Work instruction.
Please copy every line from the records below that contains the string "Downloads".

╭─ Material for this exercise

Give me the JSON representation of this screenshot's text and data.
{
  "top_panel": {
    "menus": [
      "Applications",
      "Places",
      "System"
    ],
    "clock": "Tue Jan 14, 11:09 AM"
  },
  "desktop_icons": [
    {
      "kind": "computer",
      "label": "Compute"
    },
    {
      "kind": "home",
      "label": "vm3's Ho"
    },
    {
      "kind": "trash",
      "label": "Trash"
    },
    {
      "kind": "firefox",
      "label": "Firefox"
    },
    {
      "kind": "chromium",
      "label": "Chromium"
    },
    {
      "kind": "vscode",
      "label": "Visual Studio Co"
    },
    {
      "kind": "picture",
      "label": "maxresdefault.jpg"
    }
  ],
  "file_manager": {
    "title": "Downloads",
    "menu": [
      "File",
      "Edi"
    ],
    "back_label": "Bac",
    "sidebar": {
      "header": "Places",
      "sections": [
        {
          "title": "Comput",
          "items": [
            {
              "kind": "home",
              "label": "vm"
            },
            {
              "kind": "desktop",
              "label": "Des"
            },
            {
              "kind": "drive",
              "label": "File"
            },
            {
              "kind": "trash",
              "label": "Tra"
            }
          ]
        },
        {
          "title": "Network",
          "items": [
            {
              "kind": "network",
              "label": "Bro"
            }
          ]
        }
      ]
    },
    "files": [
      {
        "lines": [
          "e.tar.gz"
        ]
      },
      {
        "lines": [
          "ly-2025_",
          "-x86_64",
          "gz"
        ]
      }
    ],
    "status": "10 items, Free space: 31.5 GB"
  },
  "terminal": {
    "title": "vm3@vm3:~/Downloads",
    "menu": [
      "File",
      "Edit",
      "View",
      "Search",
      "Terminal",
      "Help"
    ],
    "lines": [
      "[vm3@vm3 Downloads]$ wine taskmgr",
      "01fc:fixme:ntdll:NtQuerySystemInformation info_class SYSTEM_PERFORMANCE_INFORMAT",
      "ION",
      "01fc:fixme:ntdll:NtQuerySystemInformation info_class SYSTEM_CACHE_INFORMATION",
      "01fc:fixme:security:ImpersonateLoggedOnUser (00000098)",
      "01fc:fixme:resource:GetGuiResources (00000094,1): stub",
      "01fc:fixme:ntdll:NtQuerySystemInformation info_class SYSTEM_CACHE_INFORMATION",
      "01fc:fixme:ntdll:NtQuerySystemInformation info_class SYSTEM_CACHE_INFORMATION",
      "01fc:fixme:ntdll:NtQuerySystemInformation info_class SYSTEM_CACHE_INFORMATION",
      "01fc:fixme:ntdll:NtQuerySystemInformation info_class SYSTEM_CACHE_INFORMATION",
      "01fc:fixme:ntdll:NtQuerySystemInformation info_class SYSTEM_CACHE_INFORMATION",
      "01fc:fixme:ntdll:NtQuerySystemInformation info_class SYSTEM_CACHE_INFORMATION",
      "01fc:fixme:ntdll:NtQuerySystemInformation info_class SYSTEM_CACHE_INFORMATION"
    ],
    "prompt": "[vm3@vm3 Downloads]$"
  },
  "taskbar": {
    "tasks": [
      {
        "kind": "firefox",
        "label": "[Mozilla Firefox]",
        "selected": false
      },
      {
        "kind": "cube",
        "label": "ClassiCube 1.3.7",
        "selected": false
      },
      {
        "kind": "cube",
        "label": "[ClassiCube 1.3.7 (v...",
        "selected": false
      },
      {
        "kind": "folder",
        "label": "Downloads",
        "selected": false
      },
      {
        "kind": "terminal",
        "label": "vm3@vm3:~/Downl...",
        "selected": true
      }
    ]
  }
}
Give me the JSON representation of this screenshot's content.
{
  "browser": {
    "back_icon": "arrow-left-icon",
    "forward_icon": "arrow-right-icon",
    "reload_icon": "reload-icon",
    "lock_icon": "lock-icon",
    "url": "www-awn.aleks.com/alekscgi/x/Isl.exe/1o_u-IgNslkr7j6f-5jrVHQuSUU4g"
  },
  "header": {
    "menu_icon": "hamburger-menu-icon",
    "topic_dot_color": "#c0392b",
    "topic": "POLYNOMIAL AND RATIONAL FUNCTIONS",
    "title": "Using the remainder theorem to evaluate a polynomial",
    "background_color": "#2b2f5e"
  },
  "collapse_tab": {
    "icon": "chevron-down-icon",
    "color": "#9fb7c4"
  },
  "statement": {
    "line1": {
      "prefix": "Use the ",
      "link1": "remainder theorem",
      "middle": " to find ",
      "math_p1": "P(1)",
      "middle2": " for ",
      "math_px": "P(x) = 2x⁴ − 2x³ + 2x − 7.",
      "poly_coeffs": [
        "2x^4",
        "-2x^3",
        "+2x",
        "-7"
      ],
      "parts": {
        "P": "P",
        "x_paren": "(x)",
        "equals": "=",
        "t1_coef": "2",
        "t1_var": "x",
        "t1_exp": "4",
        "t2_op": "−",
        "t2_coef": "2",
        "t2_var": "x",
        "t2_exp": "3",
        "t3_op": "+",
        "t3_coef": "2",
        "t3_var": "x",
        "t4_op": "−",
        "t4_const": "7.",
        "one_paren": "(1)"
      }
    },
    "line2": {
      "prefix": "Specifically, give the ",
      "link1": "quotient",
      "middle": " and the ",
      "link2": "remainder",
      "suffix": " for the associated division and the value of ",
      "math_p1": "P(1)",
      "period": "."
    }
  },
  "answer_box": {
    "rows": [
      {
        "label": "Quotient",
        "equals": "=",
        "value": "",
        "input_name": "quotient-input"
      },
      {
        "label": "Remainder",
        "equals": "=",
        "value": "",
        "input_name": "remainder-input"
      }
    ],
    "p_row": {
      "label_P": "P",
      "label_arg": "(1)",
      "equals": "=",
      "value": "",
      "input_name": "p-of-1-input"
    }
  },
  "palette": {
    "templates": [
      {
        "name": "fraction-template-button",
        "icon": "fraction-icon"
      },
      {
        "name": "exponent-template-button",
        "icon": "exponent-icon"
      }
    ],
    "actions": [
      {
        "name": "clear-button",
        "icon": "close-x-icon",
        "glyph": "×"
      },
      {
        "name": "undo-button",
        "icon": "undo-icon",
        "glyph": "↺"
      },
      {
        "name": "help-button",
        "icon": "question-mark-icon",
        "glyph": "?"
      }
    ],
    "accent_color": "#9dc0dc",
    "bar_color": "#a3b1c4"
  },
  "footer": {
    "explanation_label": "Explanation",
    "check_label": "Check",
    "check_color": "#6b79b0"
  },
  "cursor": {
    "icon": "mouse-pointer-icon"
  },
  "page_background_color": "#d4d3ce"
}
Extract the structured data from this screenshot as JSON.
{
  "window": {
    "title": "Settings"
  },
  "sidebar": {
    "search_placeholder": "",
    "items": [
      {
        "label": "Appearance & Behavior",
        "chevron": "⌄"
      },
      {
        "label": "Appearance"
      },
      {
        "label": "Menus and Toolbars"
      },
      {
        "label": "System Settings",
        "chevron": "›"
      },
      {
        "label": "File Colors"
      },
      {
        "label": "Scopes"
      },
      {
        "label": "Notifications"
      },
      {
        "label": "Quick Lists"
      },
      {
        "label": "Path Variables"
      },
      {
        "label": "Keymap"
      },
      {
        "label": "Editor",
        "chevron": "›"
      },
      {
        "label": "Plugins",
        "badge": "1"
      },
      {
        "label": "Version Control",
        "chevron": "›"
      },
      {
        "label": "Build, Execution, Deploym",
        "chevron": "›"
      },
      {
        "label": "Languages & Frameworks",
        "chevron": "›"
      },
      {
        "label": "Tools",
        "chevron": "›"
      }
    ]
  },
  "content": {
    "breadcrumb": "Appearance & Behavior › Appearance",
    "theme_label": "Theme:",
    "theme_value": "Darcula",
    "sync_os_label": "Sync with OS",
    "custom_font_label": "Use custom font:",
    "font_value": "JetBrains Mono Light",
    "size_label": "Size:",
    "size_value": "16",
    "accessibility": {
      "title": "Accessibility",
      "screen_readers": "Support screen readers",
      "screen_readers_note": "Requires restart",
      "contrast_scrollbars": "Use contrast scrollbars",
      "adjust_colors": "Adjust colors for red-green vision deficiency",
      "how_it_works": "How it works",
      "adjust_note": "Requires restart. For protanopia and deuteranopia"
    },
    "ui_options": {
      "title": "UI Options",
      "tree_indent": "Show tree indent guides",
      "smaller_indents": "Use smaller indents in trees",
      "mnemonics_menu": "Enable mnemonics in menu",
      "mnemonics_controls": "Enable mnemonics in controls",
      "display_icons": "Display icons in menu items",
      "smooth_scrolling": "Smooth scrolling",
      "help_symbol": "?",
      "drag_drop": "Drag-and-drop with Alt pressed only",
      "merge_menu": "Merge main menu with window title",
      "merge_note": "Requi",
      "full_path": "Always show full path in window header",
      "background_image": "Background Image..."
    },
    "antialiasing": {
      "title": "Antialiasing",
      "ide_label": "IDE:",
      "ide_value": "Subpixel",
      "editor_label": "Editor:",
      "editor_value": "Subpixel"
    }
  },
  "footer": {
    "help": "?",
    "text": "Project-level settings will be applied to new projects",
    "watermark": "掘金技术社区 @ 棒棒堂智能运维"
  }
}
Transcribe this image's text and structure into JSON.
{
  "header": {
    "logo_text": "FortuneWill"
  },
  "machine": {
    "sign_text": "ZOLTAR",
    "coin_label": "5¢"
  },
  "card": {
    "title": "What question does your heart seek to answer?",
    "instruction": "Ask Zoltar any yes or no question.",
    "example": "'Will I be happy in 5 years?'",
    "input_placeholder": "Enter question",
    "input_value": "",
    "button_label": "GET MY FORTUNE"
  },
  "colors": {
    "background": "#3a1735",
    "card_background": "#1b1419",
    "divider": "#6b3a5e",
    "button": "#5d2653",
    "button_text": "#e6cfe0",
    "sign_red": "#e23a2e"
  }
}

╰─

Your solution.
    "title": "Downloads",
    "title": "vm3@vm3:~/Downloads",
      "[vm3@vm3 Downloads]$ wine taskmgr",
    "prompt": "[vm3@vm3 Downloads]$"
        "label": "Downloads",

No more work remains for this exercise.